THE PROBLEM: Reproduce the listing in full. Omit the pictures.

WORKING DATA:
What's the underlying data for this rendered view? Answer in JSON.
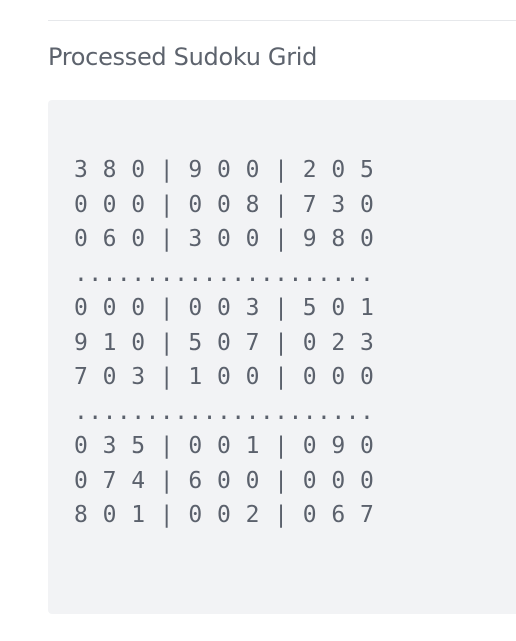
{
  "title": "Processed Sudoku Grid",
  "grid_lines": [
    "3 8 0 | 9 0 0 | 2 0 5",
    "0 0 0 | 0 0 8 | 7 3 0",
    "0 6 0 | 3 0 0 | 9 8 0",
    ".....................",
    "0 0 0 | 0 0 3 | 5 0 1",
    "9 1 0 | 5 0 7 | 0 2 3",
    "7 0 3 | 1 0 0 | 0 0 0",
    ".....................",
    "0 3 5 | 0 0 1 | 0 9 0",
    "0 7 4 | 6 0 0 | 0 0 0",
    "8 0 1 | 0 0 2 | 0 6 7"
  ]
}
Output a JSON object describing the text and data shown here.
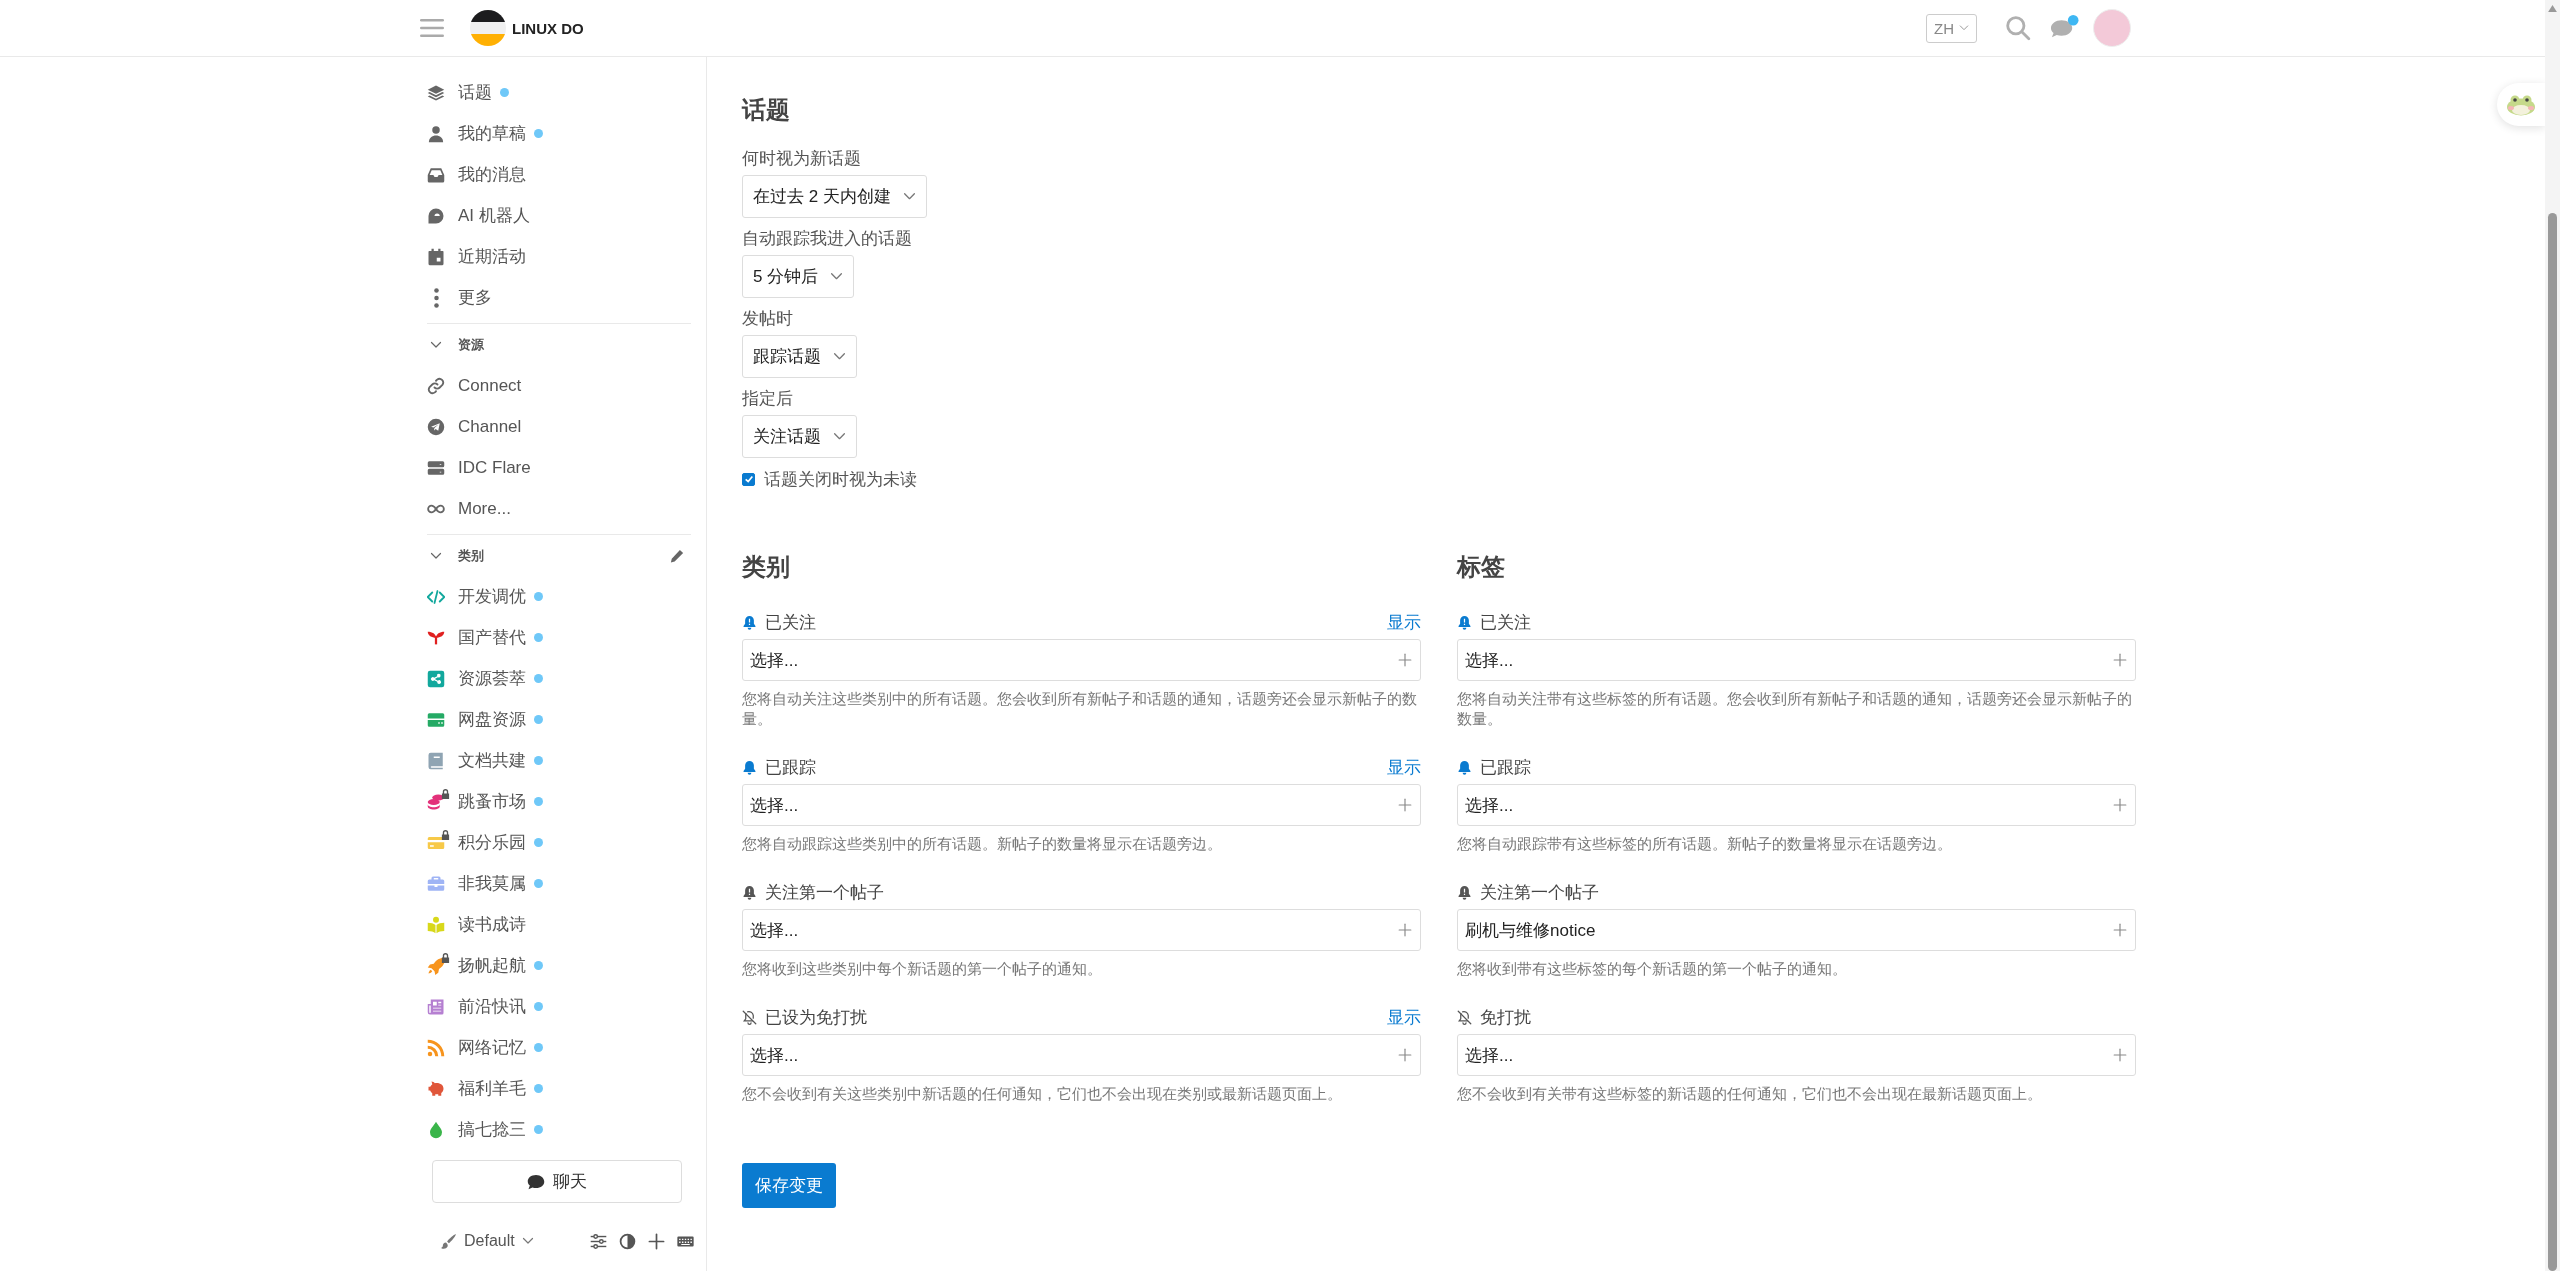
{
  "header": {
    "site_name": "LINUX DO",
    "language": "ZH",
    "chat_unread": true
  },
  "sidebar": {
    "items": [
      {
        "label": "话题",
        "unread": true
      },
      {
        "label": "我的草稿",
        "unread": true
      },
      {
        "label": "我的消息",
        "unread": false
      },
      {
        "label": "AI 机器人",
        "unread": false
      },
      {
        "label": "近期活动",
        "unread": false
      },
      {
        "label": "更多",
        "unread": false
      }
    ],
    "sections": [
      {
        "title": "资源",
        "expanded": true,
        "editable": false,
        "items": [
          {
            "label": "Connect"
          },
          {
            "label": "Channel"
          },
          {
            "label": "IDC Flare"
          },
          {
            "label": "More..."
          }
        ]
      },
      {
        "title": "类别",
        "expanded": true,
        "editable": true,
        "items": [
          {
            "label": "开发调优",
            "color": "#12a89d",
            "unread": true,
            "locked": false
          },
          {
            "label": "国产替代",
            "color": "#e02020",
            "unread": true,
            "locked": false
          },
          {
            "label": "资源荟萃",
            "color": "#12a89d",
            "unread": true,
            "locked": false
          },
          {
            "label": "网盘资源",
            "color": "#25aa65",
            "unread": true,
            "locked": false
          },
          {
            "label": "文档共建",
            "color": "#8fa4b3",
            "unread": true,
            "locked": false
          },
          {
            "label": "跳蚤市场",
            "color": "#e3317a",
            "unread": true,
            "locked": true
          },
          {
            "label": "积分乐园",
            "color": "#f7c948",
            "unread": true,
            "locked": true
          },
          {
            "label": "非我莫属",
            "color": "#9fb4f5",
            "unread": true,
            "locked": false
          },
          {
            "label": "读书成诗",
            "color": "#d8d81a",
            "unread": false,
            "locked": false
          },
          {
            "label": "扬帆起航",
            "color": "#f7941d",
            "unread": true,
            "locked": true
          },
          {
            "label": "前沿快讯",
            "color": "#b57fd1",
            "unread": true,
            "locked": false
          },
          {
            "label": "网络记忆",
            "color": "#f7941d",
            "unread": true,
            "locked": false
          },
          {
            "label": "福利羊毛",
            "color": "#e0563a",
            "unread": true,
            "locked": false
          },
          {
            "label": "搞七捻三",
            "color": "#3ab54a",
            "unread": true,
            "locked": false
          }
        ]
      }
    ],
    "chat_button": "聊天",
    "theme": "Default"
  },
  "topics": {
    "title": "话题",
    "settings": [
      {
        "label": "何时视为新话题",
        "value": "在过去 2 天内创建"
      },
      {
        "label": "自动跟踪我进入的话题",
        "value": "5 分钟后"
      },
      {
        "label": "发帖时",
        "value": "跟踪话题"
      },
      {
        "label": "指定后",
        "value": "关注话题"
      }
    ],
    "option": {
      "label": "话题关闭时视为未读",
      "checked": true
    }
  },
  "notification_columns": [
    {
      "title": "类别",
      "groups": [
        {
          "kind": "watching",
          "label": "已关注",
          "link": "显示",
          "placeholder": "选择...",
          "help": "您将自动关注这些类别中的所有话题。您会收到所有新帖子和话题的通知，话题旁还会显示新帖子的数量。"
        },
        {
          "kind": "tracking",
          "label": "已跟踪",
          "link": "显示",
          "placeholder": "选择...",
          "help": "您将自动跟踪这些类别中的所有话题。新帖子的数量将显示在话题旁边。"
        },
        {
          "kind": "watching_first",
          "label": "关注第一个帖子",
          "placeholder": "选择...",
          "help": "您将收到这些类别中每个新话题的第一个帖子的通知。"
        },
        {
          "kind": "muted",
          "label": "已设为免打扰",
          "link": "显示",
          "placeholder": "选择...",
          "help": "您不会收到有关这些类别中新话题的任何通知，它们也不会出现在类别或最新话题页面上。"
        }
      ]
    },
    {
      "title": "标签",
      "groups": [
        {
          "kind": "watching",
          "label": "已关注",
          "placeholder": "选择...",
          "help": "您将自动关注带有这些标签的所有话题。您会收到所有新帖子和话题的通知，话题旁还会显示新帖子的数量。"
        },
        {
          "kind": "tracking",
          "label": "已跟踪",
          "placeholder": "选择...",
          "help": "您将自动跟踪带有这些标签的所有话题。新帖子的数量将显示在话题旁边。"
        },
        {
          "kind": "watching_first",
          "label": "关注第一个帖子",
          "value": "刷机与维修notice",
          "help": "您将收到带有这些标签的每个新话题的第一个帖子的通知。"
        },
        {
          "kind": "muted",
          "label": "免打扰",
          "placeholder": "选择...",
          "help": "您不会收到有关带有这些标签的新话题的任何通知，它们也不会出现在最新话题页面上。"
        }
      ]
    }
  ],
  "save_button": "保存变更"
}
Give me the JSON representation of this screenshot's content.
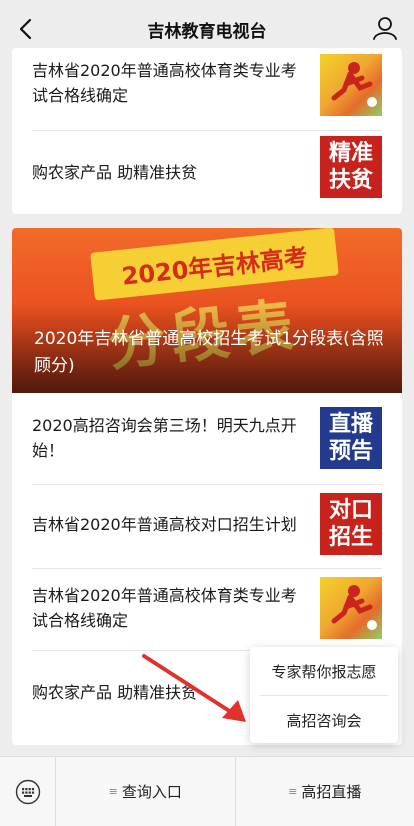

EXERCISE SOLUTION:
What's the underlying data for this rendered view? Answer in JSON.
{
  "title": "Processed Sudoku Grid",
  "grid_lines": [
    "3 8 0 | 9 0 0 | 2 0 5",
    "0 0 0 | 0 0 8 | 7 3 0",
    "0 6 0 | 3 0 0 | 9 8 0",
    ".....................",
    "0 0 0 | 0 0 3 | 5 0 1",
    "9 1 0 | 5 0 7 | 0 2 3",
    "7 0 3 | 1 0 0 | 0 0 0",
    ".....................",
    "0 3 5 | 0 0 1 | 0 9 0",
    "0 7 4 | 6 0 0 | 0 0 0",
    "8 0 1 | 0 0 2 | 0 6 7"
  ]
}
Output a JSON object describing the text and data shown here.
{
  "header": {
    "site_name": "LINUX DO",
    "language": "ZH",
    "chat_unread": true
  },
  "sidebar": {
    "items": [
      {
        "label": "话题",
        "unread": true
      },
      {
        "label": "我的草稿",
        "unread": true
      },
      {
        "label": "我的消息",
        "unread": false
      },
      {
        "label": "AI 机器人",
        "unread": false
      },
      {
        "label": "近期活动",
        "unread": false
      },
      {
        "label": "更多",
        "unread": false
      }
    ],
    "sections": [
      {
        "title": "资源",
        "expanded": true,
        "editable": false,
        "items": [
          {
            "label": "Connect"
          },
          {
            "label": "Channel"
          },
          {
            "label": "IDC Flare"
          },
          {
            "label": "More..."
          }
        ]
      },
      {
        "title": "类别",
        "expanded": true,
        "editable": true,
        "items": [
          {
            "label": "开发调优",
            "color": "#12a89d",
            "unread": true,
            "locked": false
          },
          {
            "label": "国产替代",
            "color": "#e02020",
            "unread": true,
            "locked": false
          },
          {
            "label": "资源荟萃",
            "color": "#12a89d",
            "unread": true,
            "locked": false
          },
          {
            "label": "网盘资源",
            "color": "#25aa65",
            "unread": true,
            "locked": false
          },
          {
            "label": "文档共建",
            "color": "#8fa4b3",
            "unread": true,
            "locked": false
          },
          {
            "label": "跳蚤市场",
            "color": "#e3317a",
            "unread": true,
            "locked": true
          },
          {
            "label": "积分乐园",
            "color": "#f7c948",
            "unread": true,
            "locked": true
          },
          {
            "label": "非我莫属",
            "color": "#9fb4f5",
            "unread": true,
            "locked": false
          },
          {
            "label": "读书成诗",
            "color": "#d8d81a",
            "unread": false,
            "locked": false
          },
          {
            "label": "扬帆起航",
            "color": "#f7941d",
            "unread": true,
            "locked": true
          },
          {
            "label": "前沿快讯",
            "color": "#b57fd1",
            "unread": true,
            "locked": false
          },
          {
            "label": "网络记忆",
            "color": "#f7941d",
            "unread": true,
            "locked": false
          },
          {
            "label": "福利羊毛",
            "color": "#e0563a",
            "unread": true,
            "locked": false
          },
          {
            "label": "搞七捻三",
            "color": "#3ab54a",
            "unread": true,
            "locked": false
          }
        ]
      }
    ],
    "chat_button": "聊天",
    "theme": "Default"
  },
  "topics": {
    "title": "话题",
    "settings": [
      {
        "label": "何时视为新话题",
        "value": "在过去 2 天内创建"
      },
      {
        "label": "自动跟踪我进入的话题",
        "value": "5 分钟后"
      },
      {
        "label": "发帖时",
        "value": "跟踪话题"
      },
      {
        "label": "指定后",
        "value": "关注话题"
      }
    ],
    "option": {
      "label": "话题关闭时视为未读",
      "checked": true
    }
  },
  "notification_columns": [
    {
      "title": "类别",
      "groups": [
        {
          "kind": "watching",
          "label": "已关注",
          "link": "显示",
          "placeholder": "选择...",
          "help": "您将自动关注这些类别中的所有话题。您会收到所有新帖子和话题的通知，话题旁还会显示新帖子的数量。"
        },
        {
          "kind": "tracking",
          "label": "已跟踪",
          "link": "显示",
          "placeholder": "选择...",
          "help": "您将自动跟踪这些类别中的所有话题。新帖子的数量将显示在话题旁边。"
        },
        {
          "kind": "watching_first",
          "label": "关注第一个帖子",
          "placeholder": "选择...",
          "help": "您将收到这些类别中每个新话题的第一个帖子的通知。"
        },
        {
          "kind": "muted",
          "label": "已设为免打扰",
          "link": "显示",
          "placeholder": "选择...",
          "help": "您不会收到有关这些类别中新话题的任何通知，它们也不会出现在类别或最新话题页面上。"
        }
      ]
    },
    {
      "title": "标签",
      "groups": [
        {
          "kind": "watching",
          "label": "已关注",
          "placeholder": "选择...",
          "help": "您将自动关注带有这些标签的所有话题。您会收到所有新帖子和话题的通知，话题旁还会显示新帖子的数量。"
        },
        {
          "kind": "tracking",
          "label": "已跟踪",
          "placeholder": "选择...",
          "help": "您将自动跟踪带有这些标签的所有话题。新帖子的数量将显示在话题旁边。"
        },
        {
          "kind": "watching_first",
          "label": "关注第一个帖子",
          "value": "刷机与维修notice",
          "help": "您将收到带有这些标签的每个新话题的第一个帖子的通知。"
        },
        {
          "kind": "muted",
          "label": "免打扰",
          "placeholder": "选择...",
          "help": "您不会收到有关带有这些标签的新话题的任何通知，它们也不会出现在最新话题页面上。"
        }
      ]
    }
  ],
  "save_button": "保存变更"
}
Give me the JSON representation of this screenshot's content.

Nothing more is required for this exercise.